__PROBLEM TO WORK ON__. Filter the entries for lines with the word "this".

________________________

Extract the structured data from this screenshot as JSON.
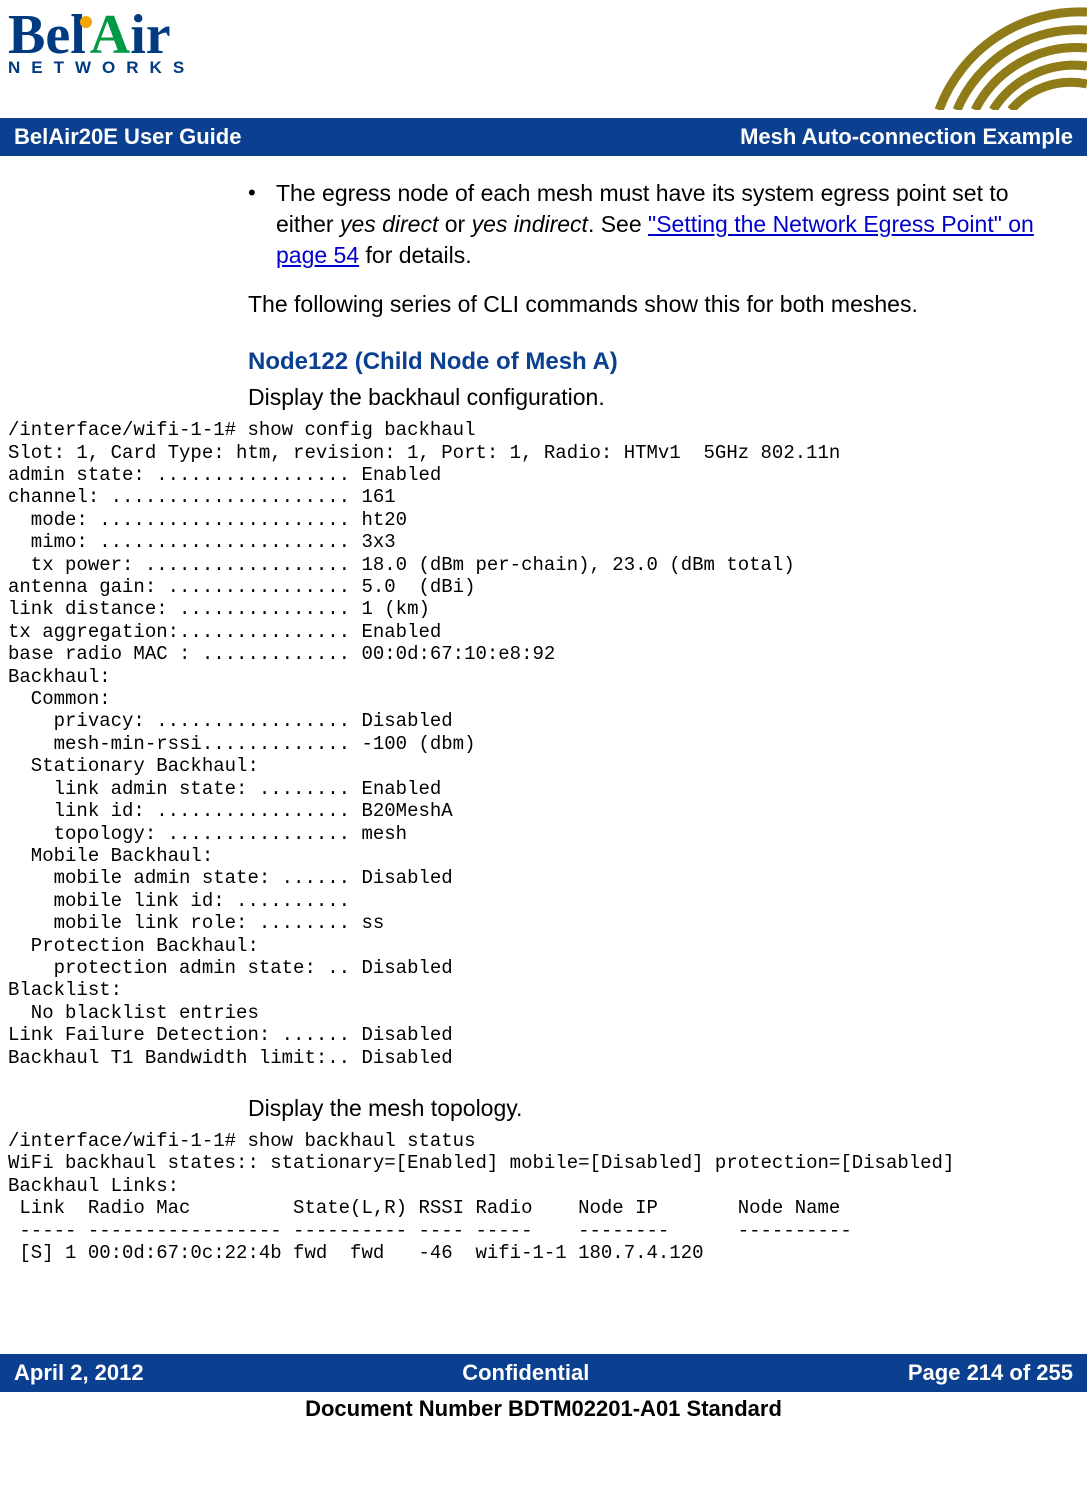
{
  "logo": {
    "bel": "Bel",
    "a": "A",
    "ir": "ir",
    "networks": "NETWORKS"
  },
  "header": {
    "left": "BelAir20E User Guide",
    "right": "Mesh Auto-connection Example"
  },
  "bullet1": {
    "pre": "The egress node of each mesh must have its system egress point set to either ",
    "i1": "yes direct",
    "mid": " or ",
    "i2": "yes indirect",
    "postdot": ". See ",
    "link": "\"Setting the Network Egress Point\" on page 54",
    "tail": " for details."
  },
  "para1": "The following series of CLI commands show this for both meshes.",
  "h3a": "Node122 (Child Node of Mesh A)",
  "sub1": "Display the backhaul configuration.",
  "cli1": "/interface/wifi-1-1# show config backhaul\nSlot: 1, Card Type: htm, revision: 1, Port: 1, Radio: HTMv1  5GHz 802.11n\nadmin state: ................. Enabled\nchannel: ..................... 161\n  mode: ...................... ht20\n  mimo: ...................... 3x3\n  tx power: .................. 18.0 (dBm per-chain), 23.0 (dBm total)\nantenna gain: ................ 5.0  (dBi)\nlink distance: ............... 1 (km)\ntx aggregation:............... Enabled\nbase radio MAC : ............. 00:0d:67:10:e8:92\nBackhaul:\n  Common:\n    privacy: ................. Disabled\n    mesh-min-rssi............. -100 (dbm)\n  Stationary Backhaul:\n    link admin state: ........ Enabled\n    link id: ................. B20MeshA\n    topology: ................ mesh\n  Mobile Backhaul:\n    mobile admin state: ...... Disabled\n    mobile link id: ..........\n    mobile link role: ........ ss\n  Protection Backhaul:\n    protection admin state: .. Disabled\nBlacklist:\n  No blacklist entries\nLink Failure Detection: ...... Disabled\nBackhaul T1 Bandwidth limit:.. Disabled",
  "sub2": "Display the mesh topology.",
  "cli2": "/interface/wifi-1-1# show backhaul status\nWiFi backhaul states:: stationary=[Enabled] mobile=[Disabled] protection=[Disabled]\nBackhaul Links:\n Link  Radio Mac         State(L,R) RSSI Radio    Node IP       Node Name\n ----- ----------------- ---------- ---- -----    --------      ----------\n [S] 1 00:0d:67:0c:22:4b fwd  fwd   -46  wifi-1-1 180.7.4.120",
  "footer": {
    "date": "April 2, 2012",
    "center": "Confidential",
    "page": "Page 214 of 255",
    "docnum": "Document Number BDTM02201-A01 Standard"
  }
}
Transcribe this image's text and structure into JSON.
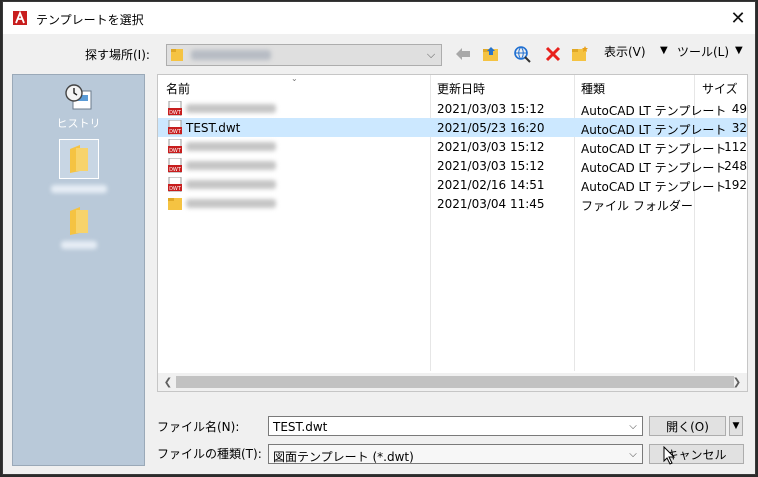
{
  "window": {
    "title": "テンプレートを選択",
    "close_glyph": "✕"
  },
  "toolbar": {
    "look_in_label": "探す場所(I):",
    "view_label": "表示(V)",
    "tools_label": "ツール(L)",
    "dropdown_glyph": "▼"
  },
  "places": [
    {
      "label": "ヒストリ"
    }
  ],
  "columns": [
    "名前",
    "更新日時",
    "種類",
    "サイズ"
  ],
  "files": [
    {
      "name": "",
      "date": "2021/03/03 15:12",
      "type": "AutoCAD LT テンプレート",
      "size": "49",
      "selected": false
    },
    {
      "name": "TEST.dwt",
      "date": "2021/05/23 16:20",
      "type": "AutoCAD LT テンプレート",
      "size": "32",
      "selected": true
    },
    {
      "name": "",
      "date": "2021/03/03 15:12",
      "type": "AutoCAD LT テンプレート",
      "size": "112",
      "selected": false
    },
    {
      "name": "",
      "date": "2021/03/03 15:12",
      "type": "AutoCAD LT テンプレート",
      "size": "248",
      "selected": false
    },
    {
      "name": "",
      "date": "2021/02/16 14:51",
      "type": "AutoCAD LT テンプレート",
      "size": "192",
      "selected": false
    },
    {
      "name": "",
      "date": "2021/03/04 11:45",
      "type": "ファイル フォルダー",
      "size": "",
      "selected": false,
      "folder": true
    }
  ],
  "footer": {
    "filename_label": "ファイル名(N):",
    "filename_value": "TEST.dwt",
    "filetype_label": "ファイルの種類(T):",
    "filetype_value": "図面テンプレート (*.dwt)",
    "open_label": "開く(O)",
    "cancel_label": "キャンセル"
  },
  "colors": {
    "accent_red": "#e8211c",
    "selection": "#cce8ff",
    "places_bg": "#b9c9d9",
    "folder": "#f5c342"
  }
}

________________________

__WRITTEN ANSWER__.
Extract the structured data from this screenshot as JSON.
  "para1": "The following series of CLI commands show this for both meshes.",
Transcribe this image's text and structure into JSON.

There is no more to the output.